Given data: Begin
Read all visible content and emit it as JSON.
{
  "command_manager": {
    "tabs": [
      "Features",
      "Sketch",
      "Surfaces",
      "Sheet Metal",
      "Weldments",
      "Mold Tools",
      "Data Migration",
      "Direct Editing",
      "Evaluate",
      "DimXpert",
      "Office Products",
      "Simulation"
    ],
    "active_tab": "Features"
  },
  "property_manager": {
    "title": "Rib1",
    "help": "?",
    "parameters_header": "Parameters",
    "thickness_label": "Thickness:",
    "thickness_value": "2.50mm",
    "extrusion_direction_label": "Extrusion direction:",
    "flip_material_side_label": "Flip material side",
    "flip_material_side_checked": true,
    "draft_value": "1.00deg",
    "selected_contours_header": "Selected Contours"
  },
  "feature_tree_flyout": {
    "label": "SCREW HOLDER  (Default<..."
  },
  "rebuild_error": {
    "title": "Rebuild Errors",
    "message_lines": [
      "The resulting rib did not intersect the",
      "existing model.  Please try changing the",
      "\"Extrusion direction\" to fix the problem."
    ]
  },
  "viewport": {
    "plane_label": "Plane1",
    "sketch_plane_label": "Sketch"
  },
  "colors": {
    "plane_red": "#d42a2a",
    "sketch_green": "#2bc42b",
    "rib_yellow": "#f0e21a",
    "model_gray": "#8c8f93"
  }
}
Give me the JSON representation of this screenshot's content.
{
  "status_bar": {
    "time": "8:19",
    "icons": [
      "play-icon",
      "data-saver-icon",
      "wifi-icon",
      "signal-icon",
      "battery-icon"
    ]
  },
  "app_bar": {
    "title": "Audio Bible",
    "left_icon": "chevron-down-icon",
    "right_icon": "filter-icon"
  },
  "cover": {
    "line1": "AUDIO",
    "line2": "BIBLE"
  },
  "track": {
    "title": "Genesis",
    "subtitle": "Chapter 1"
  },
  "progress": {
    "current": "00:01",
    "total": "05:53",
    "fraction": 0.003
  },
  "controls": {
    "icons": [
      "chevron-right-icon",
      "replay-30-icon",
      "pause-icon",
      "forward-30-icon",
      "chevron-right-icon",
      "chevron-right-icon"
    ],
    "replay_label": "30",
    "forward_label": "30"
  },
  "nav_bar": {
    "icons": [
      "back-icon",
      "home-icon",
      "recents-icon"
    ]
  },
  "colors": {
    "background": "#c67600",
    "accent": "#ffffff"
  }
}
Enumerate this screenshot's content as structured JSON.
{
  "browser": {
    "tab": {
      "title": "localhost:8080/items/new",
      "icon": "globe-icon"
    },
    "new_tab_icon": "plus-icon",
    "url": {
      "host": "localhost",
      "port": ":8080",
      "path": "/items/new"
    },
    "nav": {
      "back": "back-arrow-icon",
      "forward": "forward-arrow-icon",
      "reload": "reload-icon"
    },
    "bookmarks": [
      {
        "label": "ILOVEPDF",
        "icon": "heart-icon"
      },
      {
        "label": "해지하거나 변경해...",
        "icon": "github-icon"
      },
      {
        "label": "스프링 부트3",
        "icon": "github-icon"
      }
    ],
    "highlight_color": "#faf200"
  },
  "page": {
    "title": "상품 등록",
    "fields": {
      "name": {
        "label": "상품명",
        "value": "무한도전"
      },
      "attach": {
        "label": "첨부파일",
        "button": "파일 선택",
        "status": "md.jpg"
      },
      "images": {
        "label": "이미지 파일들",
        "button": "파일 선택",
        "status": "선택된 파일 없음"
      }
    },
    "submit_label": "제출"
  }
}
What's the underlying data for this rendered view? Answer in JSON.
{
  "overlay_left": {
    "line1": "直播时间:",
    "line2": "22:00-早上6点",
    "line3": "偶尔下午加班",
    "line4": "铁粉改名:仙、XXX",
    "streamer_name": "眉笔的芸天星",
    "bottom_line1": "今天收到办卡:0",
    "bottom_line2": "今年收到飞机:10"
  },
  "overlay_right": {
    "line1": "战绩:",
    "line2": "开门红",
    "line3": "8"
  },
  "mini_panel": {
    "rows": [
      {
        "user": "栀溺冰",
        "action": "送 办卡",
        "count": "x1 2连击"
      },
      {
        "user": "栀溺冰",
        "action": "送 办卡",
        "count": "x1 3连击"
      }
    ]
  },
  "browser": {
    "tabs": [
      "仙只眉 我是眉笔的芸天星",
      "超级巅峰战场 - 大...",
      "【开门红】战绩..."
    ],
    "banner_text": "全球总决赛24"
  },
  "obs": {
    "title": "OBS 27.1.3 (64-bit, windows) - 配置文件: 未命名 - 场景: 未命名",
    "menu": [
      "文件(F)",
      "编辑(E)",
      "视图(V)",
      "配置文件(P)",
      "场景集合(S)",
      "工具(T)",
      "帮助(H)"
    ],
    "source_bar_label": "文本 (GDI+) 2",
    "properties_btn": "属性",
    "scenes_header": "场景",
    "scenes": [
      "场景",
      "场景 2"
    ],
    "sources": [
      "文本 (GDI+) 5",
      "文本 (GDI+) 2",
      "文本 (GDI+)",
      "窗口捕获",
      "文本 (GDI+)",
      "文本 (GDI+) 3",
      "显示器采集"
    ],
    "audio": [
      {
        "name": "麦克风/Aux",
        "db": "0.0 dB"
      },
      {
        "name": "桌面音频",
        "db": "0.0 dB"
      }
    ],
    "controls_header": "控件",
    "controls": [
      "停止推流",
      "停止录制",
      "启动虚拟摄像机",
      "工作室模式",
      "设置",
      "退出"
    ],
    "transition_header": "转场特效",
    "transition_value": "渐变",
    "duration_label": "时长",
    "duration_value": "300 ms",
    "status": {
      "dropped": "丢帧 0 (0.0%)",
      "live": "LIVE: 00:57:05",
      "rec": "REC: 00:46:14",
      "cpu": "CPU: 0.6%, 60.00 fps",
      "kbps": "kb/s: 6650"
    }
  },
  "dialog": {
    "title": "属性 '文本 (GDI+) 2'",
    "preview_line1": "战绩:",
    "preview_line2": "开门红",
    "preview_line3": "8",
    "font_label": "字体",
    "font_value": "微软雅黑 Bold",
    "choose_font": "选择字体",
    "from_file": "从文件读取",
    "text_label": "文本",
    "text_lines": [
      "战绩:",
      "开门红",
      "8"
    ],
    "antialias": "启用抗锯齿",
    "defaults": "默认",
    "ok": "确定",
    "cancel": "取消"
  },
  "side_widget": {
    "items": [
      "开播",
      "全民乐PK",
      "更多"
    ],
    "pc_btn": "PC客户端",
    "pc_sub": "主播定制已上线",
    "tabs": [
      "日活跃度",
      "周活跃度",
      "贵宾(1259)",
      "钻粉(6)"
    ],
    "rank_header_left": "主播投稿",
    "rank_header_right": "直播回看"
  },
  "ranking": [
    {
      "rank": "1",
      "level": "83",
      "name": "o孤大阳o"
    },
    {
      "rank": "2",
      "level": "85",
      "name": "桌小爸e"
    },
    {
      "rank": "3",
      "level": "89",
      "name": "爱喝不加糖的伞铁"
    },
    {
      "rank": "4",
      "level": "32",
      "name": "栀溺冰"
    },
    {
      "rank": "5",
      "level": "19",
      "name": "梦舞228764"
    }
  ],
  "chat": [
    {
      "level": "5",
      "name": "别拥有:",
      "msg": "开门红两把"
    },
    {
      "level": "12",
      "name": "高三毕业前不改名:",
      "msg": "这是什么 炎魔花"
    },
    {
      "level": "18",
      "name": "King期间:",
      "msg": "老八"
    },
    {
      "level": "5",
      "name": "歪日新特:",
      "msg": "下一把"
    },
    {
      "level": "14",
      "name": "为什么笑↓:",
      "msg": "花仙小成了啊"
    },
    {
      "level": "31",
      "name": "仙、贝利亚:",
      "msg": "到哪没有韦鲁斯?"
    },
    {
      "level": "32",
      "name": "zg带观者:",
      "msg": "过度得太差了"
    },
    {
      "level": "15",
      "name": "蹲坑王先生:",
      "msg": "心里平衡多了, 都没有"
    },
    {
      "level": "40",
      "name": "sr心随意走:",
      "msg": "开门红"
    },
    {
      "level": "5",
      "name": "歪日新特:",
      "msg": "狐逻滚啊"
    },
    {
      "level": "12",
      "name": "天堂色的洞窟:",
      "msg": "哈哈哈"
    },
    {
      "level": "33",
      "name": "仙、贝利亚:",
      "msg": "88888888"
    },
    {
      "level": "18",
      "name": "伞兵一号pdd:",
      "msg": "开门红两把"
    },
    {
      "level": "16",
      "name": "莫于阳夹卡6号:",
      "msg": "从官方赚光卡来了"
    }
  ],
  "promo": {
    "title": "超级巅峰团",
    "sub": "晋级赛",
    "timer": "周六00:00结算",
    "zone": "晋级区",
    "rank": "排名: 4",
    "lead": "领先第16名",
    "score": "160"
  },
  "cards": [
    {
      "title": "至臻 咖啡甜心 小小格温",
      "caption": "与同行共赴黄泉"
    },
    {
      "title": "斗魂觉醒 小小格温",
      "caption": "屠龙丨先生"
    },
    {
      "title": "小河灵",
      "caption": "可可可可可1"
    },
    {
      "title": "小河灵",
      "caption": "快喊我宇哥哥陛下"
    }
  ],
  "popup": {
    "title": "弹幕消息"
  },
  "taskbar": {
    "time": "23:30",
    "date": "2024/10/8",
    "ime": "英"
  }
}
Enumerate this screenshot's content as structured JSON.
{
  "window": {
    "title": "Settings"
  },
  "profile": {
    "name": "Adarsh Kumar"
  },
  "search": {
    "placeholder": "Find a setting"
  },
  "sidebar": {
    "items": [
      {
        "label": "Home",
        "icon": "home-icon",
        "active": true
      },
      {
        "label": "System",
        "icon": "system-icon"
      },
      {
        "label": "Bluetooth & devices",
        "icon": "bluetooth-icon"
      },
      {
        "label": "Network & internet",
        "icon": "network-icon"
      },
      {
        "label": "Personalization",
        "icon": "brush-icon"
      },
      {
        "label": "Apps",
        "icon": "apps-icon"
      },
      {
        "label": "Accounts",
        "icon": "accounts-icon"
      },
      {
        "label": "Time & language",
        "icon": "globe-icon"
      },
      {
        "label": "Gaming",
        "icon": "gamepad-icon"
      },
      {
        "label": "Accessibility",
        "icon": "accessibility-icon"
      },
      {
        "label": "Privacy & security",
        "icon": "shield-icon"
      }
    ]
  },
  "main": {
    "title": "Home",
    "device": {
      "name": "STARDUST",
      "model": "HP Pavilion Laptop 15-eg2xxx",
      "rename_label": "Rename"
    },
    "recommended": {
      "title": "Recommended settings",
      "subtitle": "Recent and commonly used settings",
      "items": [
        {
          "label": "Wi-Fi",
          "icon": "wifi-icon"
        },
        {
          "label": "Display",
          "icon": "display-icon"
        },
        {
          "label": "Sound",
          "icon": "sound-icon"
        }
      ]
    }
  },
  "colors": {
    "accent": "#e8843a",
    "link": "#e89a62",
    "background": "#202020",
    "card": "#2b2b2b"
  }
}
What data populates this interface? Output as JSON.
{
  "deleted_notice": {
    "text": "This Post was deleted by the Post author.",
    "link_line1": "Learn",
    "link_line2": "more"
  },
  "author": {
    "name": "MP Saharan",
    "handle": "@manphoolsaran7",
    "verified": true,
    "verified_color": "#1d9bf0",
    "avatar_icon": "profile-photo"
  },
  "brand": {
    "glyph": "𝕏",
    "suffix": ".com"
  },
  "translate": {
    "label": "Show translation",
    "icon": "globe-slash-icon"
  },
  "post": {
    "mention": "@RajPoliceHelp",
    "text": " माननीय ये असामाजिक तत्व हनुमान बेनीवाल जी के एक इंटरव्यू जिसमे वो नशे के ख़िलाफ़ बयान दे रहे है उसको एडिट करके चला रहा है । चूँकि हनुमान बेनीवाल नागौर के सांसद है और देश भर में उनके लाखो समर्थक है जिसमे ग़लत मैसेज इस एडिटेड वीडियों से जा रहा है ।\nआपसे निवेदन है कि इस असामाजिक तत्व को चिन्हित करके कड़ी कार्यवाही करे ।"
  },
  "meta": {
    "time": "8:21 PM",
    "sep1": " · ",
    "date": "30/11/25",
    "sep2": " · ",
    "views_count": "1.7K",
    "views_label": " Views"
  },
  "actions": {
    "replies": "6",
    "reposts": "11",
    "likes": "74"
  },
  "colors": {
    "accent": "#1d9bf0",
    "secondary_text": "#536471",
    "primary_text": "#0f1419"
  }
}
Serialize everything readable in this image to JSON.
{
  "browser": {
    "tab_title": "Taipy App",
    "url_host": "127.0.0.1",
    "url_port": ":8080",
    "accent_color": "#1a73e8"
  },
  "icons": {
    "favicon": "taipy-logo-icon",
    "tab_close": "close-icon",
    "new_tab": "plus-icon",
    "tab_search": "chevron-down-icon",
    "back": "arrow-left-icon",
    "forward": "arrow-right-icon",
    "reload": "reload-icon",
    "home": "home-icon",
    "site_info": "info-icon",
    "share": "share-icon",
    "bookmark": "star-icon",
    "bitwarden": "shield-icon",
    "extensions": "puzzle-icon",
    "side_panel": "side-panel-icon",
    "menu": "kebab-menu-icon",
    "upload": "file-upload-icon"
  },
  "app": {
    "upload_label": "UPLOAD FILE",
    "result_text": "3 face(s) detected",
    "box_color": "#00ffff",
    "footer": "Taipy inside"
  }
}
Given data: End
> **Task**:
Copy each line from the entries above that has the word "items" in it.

> **Task answer**:
      "title": "localhost:8080/items/new",
      "path": "/items/new"
    "items": [
    "items": [
      "items": [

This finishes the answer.